All that remains is to put gas in the tank and fire it up. But before putting gas in the tank there has to be a way of determining how much gas there is in the tank. Fuel in the tank is measured by a sending unit comprising a float attached to a variable resistor that is sealed in the tank. The amount of fuel floats the float, which changes the resistance. The resistance is wired to the fuel gauge on the dashboard, which measures the resistance to indicate the amount of fuel.
The sending unit in the my tank wasn’t varying the resistance (i.e., it was broken), so the sending unit had to be replaced. As with any old car, parts are sometimes difficult to obtain. Although there was a replacement part listed in several catalogs, the part was nearly always out-of-stock/unavailable.
Another consideration is that the resistance range of the sender has to match the range of the gauge. Although I eventually found an in-stock sender I was not able to determine what the resistance range was prior to purchase, so I’ll have to wait until the part arrives and measure the range. If the range doesn’t match my gauge I’ll have to find and purchase a gauge that matches the sender. This is why working on old cars can be a pain in the ass, costing time and money.

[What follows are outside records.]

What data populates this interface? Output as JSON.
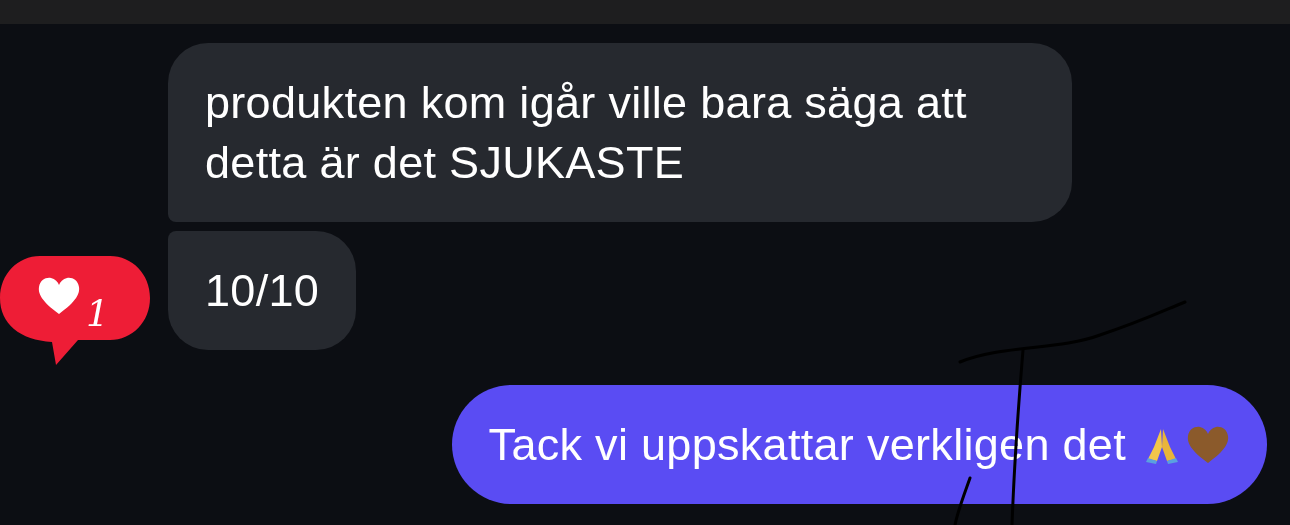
{
  "messages": [
    {
      "kind": "received",
      "text": "produkten kom igår ville bara säga att detta är det SJUKASTE"
    },
    {
      "kind": "received",
      "text": "10/10",
      "reaction": {
        "count": "1"
      }
    },
    {
      "kind": "sent",
      "text": "Tack vi uppskattar verkligen det",
      "emojis": [
        {
          "kind": "pray"
        },
        {
          "kind": "brown-heart"
        }
      ]
    }
  ]
}
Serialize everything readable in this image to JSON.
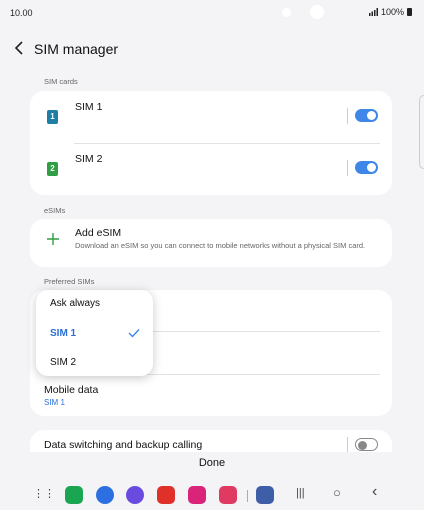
{
  "status": {
    "time": "10.00",
    "battery": "100%"
  },
  "header": {
    "title": "SIM manager"
  },
  "sections": {
    "sim_cards": "SIM cards",
    "esims": "eSIMs",
    "preferred": "Preferred SIMs"
  },
  "sims": [
    {
      "label": "SIM 1",
      "badge": "1",
      "color": "#1f7ea6",
      "enabled": true
    },
    {
      "label": "SIM 2",
      "badge": "2",
      "color": "#2f9e44",
      "enabled": true
    }
  ],
  "esim": {
    "title": "Add eSIM",
    "description": "Download an eSIM so you can connect to mobile networks without a physical SIM card."
  },
  "preferred": {
    "mobile_data_title": "Mobile data",
    "mobile_data_value": "SIM 1",
    "data_switching_title": "Data switching and backup calling",
    "data_switching_enabled": false
  },
  "dropdown": {
    "options": [
      "Ask always",
      "SIM 1",
      "SIM 2"
    ],
    "selected": "SIM 1"
  },
  "footer": {
    "done": "Done"
  },
  "nav": {
    "apps": [
      {
        "name": "phone",
        "color": "#1aa550"
      },
      {
        "name": "messages",
        "color": "#2c6fe0"
      },
      {
        "name": "internet",
        "color": "#6a4be0"
      },
      {
        "name": "flipboard",
        "color": "#e0302a"
      },
      {
        "name": "gallery",
        "color": "#d9247a"
      },
      {
        "name": "camera",
        "color": "#e03a62"
      },
      {
        "name": "settings",
        "color": "#3f5ea8"
      }
    ],
    "apps_glyph": "⋮⋮",
    "recents_glyph": "|||",
    "home_glyph": "○",
    "back_glyph": "‹"
  },
  "colors": {
    "accent": "#3e86e8",
    "link": "#2a6fd6",
    "background": "#f4f4f6"
  }
}
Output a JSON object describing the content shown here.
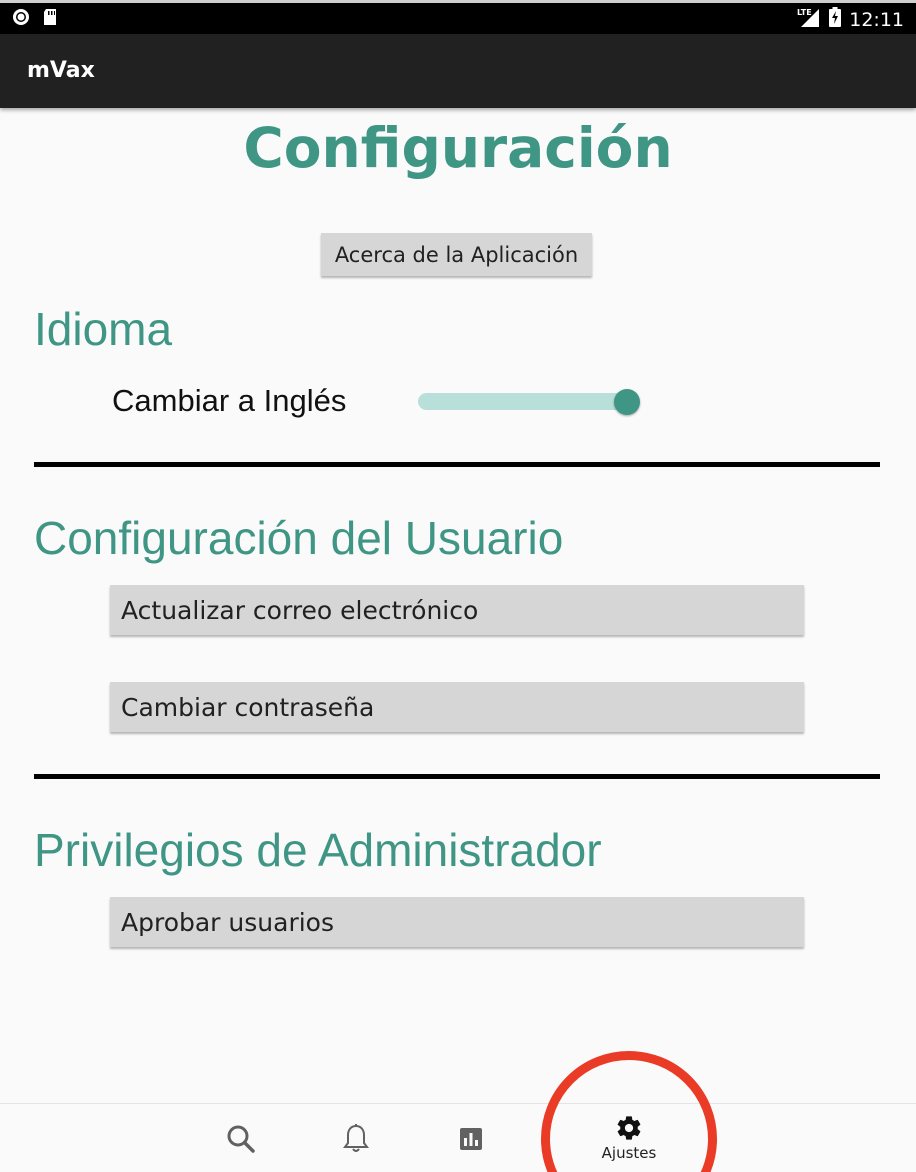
{
  "status_bar": {
    "time": "12:11",
    "network": "LTE",
    "icons": [
      "record-icon",
      "sd-card-icon",
      "signal-icon",
      "battery-charging-icon"
    ]
  },
  "app_bar": {
    "title": "mVax"
  },
  "page": {
    "title": "Configuración",
    "about_button": "Acerca de la Aplicación"
  },
  "language": {
    "heading": "Idioma",
    "toggle_label": "Cambiar a Inglés",
    "toggle_on": true
  },
  "user_settings": {
    "heading": "Configuración del Usuario",
    "update_email_button": "Actualizar correo electrónico",
    "change_password_button": "Cambiar contraseña"
  },
  "admin": {
    "heading": "Privilegios de Administrador",
    "approve_users_button": "Aprobar usuarios"
  },
  "bottom_nav": {
    "items": [
      {
        "icon": "search-icon",
        "label": ""
      },
      {
        "icon": "bell-icon",
        "label": ""
      },
      {
        "icon": "chart-icon",
        "label": ""
      },
      {
        "icon": "gear-icon",
        "label": "Ajustes",
        "selected": true
      }
    ]
  },
  "colors": {
    "accent": "#3f9685",
    "switch_track": "#b8dfda",
    "app_bar": "#212121",
    "button": "#d6d6d6",
    "highlight": "#ea3b26"
  }
}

Kudos to Pat Wilson’s T-bird Parts for their fabulous customer service! Thanks, guys!